## Supplied records:
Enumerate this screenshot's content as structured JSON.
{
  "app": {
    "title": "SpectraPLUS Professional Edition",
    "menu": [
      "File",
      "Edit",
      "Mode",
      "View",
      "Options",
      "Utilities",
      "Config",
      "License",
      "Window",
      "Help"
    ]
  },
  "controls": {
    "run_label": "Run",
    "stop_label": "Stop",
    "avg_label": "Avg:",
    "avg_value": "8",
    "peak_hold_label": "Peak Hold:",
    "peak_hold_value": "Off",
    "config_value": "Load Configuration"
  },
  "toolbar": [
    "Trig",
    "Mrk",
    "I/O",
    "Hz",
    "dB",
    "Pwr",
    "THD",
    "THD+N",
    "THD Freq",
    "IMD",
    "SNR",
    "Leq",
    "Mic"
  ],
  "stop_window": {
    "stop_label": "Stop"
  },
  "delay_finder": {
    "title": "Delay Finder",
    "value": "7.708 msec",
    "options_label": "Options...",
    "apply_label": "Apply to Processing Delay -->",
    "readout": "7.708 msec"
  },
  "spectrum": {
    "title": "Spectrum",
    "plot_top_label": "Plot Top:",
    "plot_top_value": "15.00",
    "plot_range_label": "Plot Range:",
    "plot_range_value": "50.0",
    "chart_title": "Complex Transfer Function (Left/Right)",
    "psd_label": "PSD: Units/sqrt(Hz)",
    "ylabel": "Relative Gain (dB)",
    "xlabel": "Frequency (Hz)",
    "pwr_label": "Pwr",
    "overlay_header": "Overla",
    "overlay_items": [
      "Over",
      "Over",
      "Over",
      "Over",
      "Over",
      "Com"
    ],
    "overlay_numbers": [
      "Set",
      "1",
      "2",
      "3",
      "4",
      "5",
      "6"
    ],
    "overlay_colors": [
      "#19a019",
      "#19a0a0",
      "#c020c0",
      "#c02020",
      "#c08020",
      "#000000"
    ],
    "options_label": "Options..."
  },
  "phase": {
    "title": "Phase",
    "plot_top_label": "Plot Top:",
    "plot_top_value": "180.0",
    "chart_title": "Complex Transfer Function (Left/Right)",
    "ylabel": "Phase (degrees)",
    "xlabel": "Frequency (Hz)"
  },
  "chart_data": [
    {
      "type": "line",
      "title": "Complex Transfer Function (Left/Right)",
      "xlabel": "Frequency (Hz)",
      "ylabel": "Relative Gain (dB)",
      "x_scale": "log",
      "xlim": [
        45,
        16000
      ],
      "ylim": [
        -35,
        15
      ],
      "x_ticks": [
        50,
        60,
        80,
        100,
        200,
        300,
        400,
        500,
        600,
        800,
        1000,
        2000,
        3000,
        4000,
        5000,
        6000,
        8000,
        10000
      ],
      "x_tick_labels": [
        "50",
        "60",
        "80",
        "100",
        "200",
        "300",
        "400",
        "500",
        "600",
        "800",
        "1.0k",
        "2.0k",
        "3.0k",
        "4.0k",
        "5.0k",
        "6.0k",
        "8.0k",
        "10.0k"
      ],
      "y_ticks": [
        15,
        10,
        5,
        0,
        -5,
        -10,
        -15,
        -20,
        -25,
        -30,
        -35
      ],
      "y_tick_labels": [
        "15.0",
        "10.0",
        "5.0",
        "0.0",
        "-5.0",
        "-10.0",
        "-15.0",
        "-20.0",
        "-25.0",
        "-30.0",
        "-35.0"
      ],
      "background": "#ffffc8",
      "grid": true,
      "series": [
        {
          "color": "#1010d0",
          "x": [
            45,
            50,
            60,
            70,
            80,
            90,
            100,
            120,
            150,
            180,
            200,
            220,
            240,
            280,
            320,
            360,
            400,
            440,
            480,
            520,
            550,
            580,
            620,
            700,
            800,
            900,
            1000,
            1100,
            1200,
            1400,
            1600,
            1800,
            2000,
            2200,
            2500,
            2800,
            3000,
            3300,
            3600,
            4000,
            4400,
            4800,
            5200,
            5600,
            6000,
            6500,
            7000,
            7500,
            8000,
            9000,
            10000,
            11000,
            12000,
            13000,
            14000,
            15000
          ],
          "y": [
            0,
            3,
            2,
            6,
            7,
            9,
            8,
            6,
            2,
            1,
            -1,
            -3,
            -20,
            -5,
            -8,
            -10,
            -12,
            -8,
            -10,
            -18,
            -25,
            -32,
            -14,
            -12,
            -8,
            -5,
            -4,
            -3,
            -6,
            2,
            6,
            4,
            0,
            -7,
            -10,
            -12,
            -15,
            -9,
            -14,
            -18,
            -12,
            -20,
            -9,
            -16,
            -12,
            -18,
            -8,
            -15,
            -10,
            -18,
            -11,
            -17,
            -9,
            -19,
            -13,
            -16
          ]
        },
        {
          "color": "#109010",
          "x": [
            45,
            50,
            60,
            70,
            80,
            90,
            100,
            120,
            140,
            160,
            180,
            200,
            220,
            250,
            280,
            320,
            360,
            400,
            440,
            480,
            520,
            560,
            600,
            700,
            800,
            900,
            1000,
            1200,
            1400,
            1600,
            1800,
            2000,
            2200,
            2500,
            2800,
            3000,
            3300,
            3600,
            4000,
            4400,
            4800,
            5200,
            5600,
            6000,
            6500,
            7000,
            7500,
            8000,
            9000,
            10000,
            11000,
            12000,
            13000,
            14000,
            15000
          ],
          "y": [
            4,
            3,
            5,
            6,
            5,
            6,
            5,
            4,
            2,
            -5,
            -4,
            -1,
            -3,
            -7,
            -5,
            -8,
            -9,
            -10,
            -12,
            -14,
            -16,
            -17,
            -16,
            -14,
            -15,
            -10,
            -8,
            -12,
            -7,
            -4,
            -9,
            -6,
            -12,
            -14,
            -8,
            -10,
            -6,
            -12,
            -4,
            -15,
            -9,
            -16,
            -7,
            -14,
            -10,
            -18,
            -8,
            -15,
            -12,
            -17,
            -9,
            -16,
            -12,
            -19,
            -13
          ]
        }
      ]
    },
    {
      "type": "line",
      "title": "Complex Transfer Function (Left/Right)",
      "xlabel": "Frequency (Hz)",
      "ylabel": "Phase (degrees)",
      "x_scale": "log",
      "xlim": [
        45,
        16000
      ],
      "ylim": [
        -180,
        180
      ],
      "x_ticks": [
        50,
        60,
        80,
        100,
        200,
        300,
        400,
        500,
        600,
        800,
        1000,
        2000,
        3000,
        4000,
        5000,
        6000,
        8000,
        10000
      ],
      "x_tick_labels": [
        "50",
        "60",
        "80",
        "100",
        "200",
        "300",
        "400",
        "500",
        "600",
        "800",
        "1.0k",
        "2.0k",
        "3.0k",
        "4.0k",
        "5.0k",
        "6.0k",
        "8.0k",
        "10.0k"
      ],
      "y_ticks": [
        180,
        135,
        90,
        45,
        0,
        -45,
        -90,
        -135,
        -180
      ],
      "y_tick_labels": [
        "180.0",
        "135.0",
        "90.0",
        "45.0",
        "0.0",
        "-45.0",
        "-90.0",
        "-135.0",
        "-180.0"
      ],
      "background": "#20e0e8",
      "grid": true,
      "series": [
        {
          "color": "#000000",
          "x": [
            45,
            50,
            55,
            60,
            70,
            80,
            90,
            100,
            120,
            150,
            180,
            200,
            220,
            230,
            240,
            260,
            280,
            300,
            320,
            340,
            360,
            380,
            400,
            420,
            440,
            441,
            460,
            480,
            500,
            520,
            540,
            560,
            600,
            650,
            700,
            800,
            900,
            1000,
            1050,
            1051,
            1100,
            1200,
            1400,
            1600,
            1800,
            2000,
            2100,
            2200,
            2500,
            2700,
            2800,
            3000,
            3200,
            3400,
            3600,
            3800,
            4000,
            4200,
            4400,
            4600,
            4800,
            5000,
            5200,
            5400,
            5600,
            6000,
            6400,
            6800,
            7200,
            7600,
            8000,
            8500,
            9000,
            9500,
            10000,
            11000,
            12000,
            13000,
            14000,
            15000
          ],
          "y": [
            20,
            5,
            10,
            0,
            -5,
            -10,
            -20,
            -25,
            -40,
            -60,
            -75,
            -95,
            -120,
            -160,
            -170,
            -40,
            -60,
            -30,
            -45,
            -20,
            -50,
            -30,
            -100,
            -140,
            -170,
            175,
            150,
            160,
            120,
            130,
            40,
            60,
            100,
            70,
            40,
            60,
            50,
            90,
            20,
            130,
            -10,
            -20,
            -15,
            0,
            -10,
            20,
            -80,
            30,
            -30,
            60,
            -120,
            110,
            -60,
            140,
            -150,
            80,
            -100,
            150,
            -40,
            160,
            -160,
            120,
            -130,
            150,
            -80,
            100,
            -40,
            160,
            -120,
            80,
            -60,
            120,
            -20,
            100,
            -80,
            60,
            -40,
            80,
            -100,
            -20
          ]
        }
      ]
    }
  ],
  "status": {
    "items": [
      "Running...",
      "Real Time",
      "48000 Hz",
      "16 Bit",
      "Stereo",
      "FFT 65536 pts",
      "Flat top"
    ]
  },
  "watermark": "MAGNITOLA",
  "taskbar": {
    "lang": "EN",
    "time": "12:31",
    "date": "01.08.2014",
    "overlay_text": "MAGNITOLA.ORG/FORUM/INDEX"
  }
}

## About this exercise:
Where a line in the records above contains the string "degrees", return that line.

## Result:
    "ylabel": "Phase (degrees)",
      "ylabel": "Phase (degrees)",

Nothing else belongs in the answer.